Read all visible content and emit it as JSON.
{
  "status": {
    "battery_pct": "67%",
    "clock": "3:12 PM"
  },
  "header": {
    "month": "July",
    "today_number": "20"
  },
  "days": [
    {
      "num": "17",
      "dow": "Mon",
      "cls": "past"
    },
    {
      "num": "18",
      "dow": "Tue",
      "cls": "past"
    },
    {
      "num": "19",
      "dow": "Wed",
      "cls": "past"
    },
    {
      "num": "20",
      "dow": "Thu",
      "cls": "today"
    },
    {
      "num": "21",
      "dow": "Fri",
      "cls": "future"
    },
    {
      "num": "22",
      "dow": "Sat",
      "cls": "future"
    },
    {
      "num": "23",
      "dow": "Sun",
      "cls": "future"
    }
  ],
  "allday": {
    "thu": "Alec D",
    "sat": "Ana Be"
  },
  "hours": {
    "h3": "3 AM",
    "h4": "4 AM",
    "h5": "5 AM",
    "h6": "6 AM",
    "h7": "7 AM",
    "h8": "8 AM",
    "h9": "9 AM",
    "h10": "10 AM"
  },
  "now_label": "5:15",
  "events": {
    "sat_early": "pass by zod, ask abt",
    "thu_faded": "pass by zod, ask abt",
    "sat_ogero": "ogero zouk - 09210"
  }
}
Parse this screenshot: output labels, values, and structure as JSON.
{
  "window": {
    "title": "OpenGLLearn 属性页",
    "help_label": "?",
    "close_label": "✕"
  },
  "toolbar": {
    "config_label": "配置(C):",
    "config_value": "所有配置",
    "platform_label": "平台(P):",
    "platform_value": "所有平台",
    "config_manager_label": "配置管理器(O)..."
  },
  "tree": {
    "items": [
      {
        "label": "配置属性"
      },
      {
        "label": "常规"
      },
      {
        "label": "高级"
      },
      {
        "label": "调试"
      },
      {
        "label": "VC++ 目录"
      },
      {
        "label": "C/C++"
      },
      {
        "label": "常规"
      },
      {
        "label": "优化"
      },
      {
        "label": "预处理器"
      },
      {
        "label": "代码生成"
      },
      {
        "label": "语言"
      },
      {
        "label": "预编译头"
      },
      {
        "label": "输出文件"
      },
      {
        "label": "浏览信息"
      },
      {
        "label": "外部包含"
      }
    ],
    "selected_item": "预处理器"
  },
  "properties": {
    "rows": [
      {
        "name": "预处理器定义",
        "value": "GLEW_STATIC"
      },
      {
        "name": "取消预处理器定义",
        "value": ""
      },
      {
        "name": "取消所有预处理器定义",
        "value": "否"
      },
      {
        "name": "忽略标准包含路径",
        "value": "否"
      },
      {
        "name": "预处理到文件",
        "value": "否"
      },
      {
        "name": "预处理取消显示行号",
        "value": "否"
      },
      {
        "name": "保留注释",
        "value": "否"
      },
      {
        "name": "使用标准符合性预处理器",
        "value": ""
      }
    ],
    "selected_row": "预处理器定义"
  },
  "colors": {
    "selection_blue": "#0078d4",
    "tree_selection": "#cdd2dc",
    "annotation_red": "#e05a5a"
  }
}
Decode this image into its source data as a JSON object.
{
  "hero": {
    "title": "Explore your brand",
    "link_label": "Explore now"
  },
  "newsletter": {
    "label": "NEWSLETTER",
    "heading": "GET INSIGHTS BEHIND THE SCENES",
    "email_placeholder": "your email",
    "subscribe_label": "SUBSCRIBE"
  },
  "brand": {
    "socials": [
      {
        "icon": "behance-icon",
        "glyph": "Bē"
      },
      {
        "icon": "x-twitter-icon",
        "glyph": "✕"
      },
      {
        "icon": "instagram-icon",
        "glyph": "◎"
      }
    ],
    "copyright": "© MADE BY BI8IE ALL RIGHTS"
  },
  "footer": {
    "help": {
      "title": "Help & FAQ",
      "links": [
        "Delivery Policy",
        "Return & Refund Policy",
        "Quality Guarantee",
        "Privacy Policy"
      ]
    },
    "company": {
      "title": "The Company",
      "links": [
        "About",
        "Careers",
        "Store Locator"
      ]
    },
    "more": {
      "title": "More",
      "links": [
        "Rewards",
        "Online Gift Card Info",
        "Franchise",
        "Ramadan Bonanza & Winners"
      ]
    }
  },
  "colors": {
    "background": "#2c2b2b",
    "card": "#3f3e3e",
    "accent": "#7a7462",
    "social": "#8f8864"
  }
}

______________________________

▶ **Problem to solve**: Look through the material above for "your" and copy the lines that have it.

▶ **Exercise result**:
    "title": "Explore your brand",
    "email_placeholder": "your email",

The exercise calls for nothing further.